PROBLEM TO SOLVE: Check every line of the listing below for "Kode", and report how many lines have it, as a number with nothing more.
MATERIAL TO PROCESS: Begin
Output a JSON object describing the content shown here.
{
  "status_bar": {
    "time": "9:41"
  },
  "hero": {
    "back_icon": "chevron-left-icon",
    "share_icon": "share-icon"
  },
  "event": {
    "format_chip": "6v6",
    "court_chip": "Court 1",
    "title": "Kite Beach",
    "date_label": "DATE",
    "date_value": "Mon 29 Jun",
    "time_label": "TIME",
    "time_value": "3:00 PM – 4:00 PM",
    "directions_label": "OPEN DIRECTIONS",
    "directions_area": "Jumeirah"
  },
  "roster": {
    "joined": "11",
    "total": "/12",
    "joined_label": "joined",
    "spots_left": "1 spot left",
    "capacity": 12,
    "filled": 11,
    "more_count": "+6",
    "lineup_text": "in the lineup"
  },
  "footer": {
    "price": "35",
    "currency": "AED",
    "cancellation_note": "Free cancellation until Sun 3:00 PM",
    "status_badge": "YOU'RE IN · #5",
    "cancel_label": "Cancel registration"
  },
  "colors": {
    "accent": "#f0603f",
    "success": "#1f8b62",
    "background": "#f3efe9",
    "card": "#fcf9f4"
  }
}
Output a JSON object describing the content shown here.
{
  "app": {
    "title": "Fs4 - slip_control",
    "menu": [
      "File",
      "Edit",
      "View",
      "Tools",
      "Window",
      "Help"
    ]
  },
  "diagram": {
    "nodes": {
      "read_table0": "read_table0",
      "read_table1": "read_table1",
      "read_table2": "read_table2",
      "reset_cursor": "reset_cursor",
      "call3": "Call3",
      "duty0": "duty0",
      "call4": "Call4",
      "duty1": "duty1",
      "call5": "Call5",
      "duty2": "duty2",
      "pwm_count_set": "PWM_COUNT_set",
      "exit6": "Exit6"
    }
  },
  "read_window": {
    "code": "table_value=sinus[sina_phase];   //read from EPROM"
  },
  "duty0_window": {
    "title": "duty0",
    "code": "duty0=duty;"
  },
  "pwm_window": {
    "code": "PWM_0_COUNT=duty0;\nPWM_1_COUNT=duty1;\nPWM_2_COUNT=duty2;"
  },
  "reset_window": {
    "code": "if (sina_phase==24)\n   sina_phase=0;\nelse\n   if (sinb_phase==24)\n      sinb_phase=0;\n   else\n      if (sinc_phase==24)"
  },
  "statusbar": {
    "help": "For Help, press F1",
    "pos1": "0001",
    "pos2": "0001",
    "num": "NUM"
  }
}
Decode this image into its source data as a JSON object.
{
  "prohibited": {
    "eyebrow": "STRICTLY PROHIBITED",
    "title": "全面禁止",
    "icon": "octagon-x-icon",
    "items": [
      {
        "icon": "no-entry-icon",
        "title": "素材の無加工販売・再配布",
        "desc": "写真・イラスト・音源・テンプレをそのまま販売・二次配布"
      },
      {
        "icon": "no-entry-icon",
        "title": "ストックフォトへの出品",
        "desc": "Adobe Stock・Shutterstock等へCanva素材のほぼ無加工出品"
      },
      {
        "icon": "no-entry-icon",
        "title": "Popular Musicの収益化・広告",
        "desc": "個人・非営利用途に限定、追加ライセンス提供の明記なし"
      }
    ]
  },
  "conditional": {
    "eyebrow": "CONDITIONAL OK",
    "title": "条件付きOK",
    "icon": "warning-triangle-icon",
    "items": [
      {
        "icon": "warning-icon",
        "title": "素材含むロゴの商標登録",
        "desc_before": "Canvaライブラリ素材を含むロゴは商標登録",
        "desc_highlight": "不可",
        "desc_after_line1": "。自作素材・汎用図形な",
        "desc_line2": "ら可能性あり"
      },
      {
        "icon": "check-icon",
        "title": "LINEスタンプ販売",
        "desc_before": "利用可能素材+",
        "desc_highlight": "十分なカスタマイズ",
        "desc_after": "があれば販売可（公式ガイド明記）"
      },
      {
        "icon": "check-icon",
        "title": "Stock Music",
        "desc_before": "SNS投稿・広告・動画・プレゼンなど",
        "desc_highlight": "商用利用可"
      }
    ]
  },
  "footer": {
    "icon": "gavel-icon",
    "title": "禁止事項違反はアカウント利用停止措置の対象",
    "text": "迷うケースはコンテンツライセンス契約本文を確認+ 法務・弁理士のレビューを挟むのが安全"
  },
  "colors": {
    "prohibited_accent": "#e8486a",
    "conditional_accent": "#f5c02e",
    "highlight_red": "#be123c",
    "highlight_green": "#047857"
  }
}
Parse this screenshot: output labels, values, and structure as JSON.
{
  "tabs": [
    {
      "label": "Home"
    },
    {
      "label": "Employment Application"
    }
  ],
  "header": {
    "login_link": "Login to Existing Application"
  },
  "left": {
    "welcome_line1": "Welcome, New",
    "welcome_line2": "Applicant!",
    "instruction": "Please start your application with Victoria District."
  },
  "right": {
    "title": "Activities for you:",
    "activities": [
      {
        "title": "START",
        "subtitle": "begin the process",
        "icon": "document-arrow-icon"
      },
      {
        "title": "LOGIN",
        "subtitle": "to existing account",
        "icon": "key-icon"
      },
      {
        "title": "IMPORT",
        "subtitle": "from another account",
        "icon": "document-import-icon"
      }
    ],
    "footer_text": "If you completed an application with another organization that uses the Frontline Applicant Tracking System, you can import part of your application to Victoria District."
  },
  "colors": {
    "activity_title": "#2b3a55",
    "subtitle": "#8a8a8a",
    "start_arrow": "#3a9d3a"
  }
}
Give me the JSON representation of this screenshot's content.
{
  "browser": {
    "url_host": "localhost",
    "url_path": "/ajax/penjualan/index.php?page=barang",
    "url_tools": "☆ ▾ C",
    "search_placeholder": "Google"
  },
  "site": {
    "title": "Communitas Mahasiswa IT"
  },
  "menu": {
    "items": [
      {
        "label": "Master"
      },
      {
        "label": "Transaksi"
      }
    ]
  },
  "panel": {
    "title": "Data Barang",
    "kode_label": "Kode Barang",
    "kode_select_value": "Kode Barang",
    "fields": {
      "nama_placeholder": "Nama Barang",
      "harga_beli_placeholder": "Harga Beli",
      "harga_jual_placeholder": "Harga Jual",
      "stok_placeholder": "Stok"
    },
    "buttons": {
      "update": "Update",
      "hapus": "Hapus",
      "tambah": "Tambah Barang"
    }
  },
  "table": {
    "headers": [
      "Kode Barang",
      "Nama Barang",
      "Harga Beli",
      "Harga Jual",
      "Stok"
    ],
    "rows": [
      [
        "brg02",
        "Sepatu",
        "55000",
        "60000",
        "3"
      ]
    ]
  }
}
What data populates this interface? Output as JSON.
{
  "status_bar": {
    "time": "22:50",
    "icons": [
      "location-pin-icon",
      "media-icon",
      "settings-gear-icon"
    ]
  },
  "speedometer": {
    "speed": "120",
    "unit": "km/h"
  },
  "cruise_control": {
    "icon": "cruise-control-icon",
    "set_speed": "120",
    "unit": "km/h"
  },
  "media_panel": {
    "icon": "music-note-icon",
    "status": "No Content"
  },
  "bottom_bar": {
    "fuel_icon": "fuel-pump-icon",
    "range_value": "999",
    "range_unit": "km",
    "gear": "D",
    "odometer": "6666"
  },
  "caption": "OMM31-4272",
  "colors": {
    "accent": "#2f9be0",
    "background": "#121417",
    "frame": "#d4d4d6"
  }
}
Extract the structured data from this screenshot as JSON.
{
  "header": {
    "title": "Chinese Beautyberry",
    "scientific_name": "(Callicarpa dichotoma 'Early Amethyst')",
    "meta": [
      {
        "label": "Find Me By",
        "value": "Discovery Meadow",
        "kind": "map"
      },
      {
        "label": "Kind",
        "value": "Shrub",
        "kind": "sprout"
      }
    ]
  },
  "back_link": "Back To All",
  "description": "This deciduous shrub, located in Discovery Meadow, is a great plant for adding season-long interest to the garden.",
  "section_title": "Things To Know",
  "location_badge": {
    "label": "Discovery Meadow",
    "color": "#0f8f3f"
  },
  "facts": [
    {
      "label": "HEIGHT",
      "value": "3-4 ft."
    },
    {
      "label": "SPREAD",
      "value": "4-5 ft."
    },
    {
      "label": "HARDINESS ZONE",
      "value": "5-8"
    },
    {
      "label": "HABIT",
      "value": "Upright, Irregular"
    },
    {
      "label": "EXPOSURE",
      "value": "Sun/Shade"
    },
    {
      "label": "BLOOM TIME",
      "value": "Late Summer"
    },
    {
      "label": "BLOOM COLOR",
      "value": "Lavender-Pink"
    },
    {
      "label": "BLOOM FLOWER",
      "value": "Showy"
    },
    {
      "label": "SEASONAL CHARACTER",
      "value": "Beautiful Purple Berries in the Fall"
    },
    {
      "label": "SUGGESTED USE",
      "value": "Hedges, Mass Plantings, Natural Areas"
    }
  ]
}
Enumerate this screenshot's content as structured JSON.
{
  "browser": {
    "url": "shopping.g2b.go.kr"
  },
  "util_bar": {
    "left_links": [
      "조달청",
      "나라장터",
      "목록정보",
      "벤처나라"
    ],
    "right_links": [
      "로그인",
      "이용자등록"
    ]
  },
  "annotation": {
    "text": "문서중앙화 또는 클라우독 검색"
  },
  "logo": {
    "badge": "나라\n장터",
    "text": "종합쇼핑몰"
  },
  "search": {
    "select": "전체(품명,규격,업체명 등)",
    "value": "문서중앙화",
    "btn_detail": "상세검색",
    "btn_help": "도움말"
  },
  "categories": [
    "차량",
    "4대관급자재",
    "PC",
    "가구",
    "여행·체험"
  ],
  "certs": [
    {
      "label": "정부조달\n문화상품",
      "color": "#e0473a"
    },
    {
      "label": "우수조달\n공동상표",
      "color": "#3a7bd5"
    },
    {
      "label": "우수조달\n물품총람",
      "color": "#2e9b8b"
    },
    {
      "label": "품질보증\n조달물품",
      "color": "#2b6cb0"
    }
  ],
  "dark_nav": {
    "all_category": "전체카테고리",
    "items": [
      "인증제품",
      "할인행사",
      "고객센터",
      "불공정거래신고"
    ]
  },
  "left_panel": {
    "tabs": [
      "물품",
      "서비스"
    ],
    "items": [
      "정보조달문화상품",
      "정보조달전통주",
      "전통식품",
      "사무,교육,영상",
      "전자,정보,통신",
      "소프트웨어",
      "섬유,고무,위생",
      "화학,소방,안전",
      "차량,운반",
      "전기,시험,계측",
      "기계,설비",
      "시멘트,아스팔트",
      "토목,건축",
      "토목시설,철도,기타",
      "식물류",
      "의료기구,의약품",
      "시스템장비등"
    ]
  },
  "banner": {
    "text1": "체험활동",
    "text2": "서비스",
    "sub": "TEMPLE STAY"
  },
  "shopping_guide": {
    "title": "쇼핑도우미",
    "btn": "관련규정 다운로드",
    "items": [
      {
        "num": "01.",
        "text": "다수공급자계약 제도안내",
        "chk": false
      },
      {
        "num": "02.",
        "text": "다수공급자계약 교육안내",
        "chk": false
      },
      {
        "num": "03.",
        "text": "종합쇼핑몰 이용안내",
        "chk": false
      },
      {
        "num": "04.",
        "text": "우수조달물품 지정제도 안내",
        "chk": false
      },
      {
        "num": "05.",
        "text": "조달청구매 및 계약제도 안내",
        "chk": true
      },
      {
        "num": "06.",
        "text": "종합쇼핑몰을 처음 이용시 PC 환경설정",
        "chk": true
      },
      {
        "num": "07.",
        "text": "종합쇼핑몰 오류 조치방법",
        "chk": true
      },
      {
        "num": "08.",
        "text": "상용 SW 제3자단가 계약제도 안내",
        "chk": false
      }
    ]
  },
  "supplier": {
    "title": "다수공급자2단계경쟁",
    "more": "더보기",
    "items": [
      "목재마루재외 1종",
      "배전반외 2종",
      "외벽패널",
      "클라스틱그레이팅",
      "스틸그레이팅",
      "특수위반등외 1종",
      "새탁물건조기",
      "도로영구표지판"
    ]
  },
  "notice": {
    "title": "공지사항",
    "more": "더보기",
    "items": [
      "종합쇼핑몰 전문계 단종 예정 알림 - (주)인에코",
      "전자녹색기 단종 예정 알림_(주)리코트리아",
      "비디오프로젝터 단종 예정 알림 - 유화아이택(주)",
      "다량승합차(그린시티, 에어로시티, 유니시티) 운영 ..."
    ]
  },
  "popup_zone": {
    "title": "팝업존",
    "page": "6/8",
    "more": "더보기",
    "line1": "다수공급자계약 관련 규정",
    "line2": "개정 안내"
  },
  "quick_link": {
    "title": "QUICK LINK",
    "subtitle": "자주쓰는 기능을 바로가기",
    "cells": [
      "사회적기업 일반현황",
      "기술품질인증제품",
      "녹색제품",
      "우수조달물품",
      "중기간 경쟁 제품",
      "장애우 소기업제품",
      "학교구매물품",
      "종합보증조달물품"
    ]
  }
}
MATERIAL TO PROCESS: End
OUTPUT FOR THIS TASK: 3